Power outages and CO poisoning

There have already been some power outages associated with this winter storm. With the possibility of significant ice accumulations later this week, the risk of injury or death from carbon monoxide (CO) poisoning increases as people without electricity look for alternate sources of heat. Physical symptoms of carbon monoxide poisoning may include splitting headache, nausea and vomiting, and lethargy and fatigue.

To prevent poisoning from carbon monoxide:

  • Only use a generator outdoors and far from open windows and vents
  • Never use a generator or portable propane heater indoors, in garages, or in carports
  • Never cook or heat indoors with a charcoal or gas grill
  • If you think you are experiencing carbon monoxide poisoning, get fresh air immediately. Call for medical help from a neighbor’s home. The Fire Department will tell you when it is safe to reenter your home

For a full list of carbon monoxide prevention tips and other safety and disaster information in English and other languages, visit kingcounty.gov/health/disaster.

King County Metro Continues Emergency Snow Network

ESN Metro System Map

Countywide map of Metro’s Emergency Snow Network. (Click to enlarge.)

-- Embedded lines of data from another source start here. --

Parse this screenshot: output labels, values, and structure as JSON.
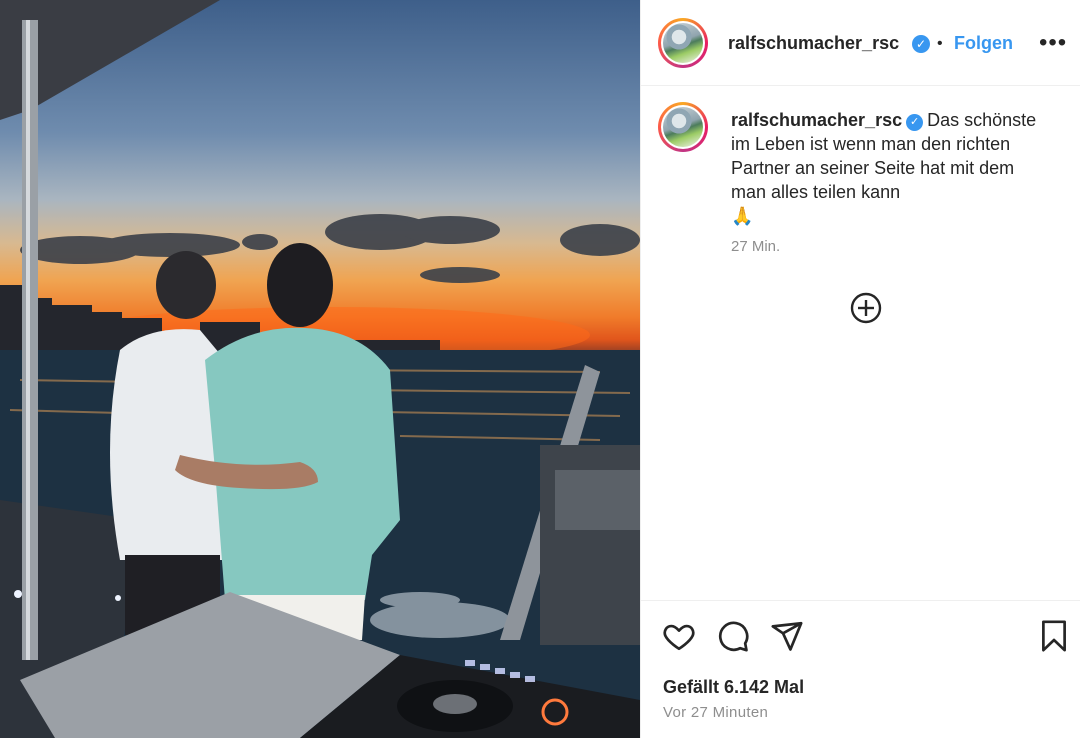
{
  "post": {
    "username": "ralfschumacher_rsc",
    "verified_mark": "✓",
    "separator": "•",
    "follow_label": "Folgen",
    "more_label": "•••",
    "caption_user": "ralfschumacher_rsc",
    "caption_text": "Das schönste im Leben ist wenn man den richten Partner an seiner Seite hat mit dem man alles teilen kann",
    "caption_emoji": "🙏",
    "caption_time": "27 Min.",
    "likes_text": "Gefällt 6.142 Mal",
    "posted_ago": "Vor 27 Minuten"
  },
  "icons": {
    "like": "heart-icon",
    "comment": "comment-icon",
    "share": "paper-plane-icon",
    "save": "bookmark-icon",
    "load_more": "plus-circle-icon",
    "more": "more-options-icon"
  },
  "colors": {
    "accent": "#3897f0",
    "text": "#262626",
    "muted": "#8e8e8e",
    "border": "#efefef"
  }
}
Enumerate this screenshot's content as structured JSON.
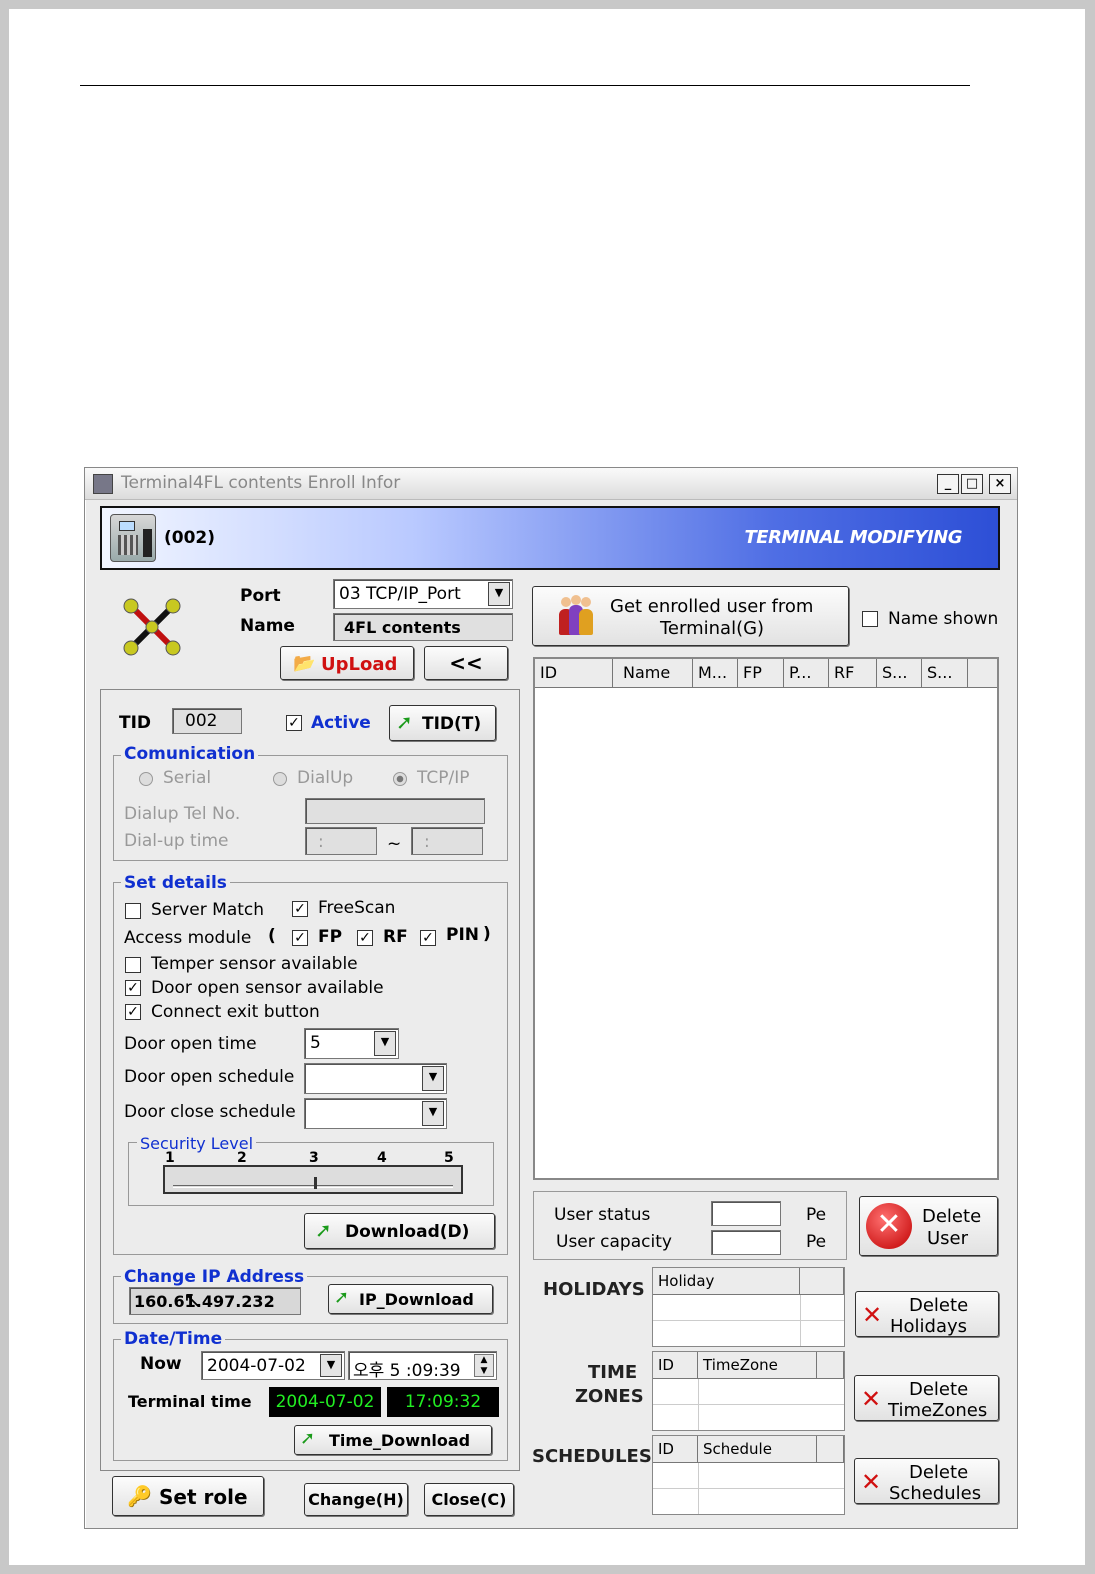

Due to dangerous roadway conditions and a forecast for ongoing freezing temperatures and more snow, King County Metro Transit will continue to operate only routes on its Emergency Snow Network on Monday, Feb. 11, and Tuesday, Feb. 12.

When the Emergency Snow Network is active, Metro will provide weekday service levels focused on only 60 high-ridership routes and shuttles to maintain reliability.

Find more information, and a list of operating routes, at the Metro Matters blog.

Follow @kcmetrobus on Twitter for up-to-the-minute information about rider alerts, conditions and service updates.

Metro activated its Emergency Snow Network at 4 a.m. Saturday, Feb. 9, and will continue until further notice.

Metro’s chained bus fleet has operated for two days on these core routes, which primarily serve key arterials and transit centers in many parts of King County.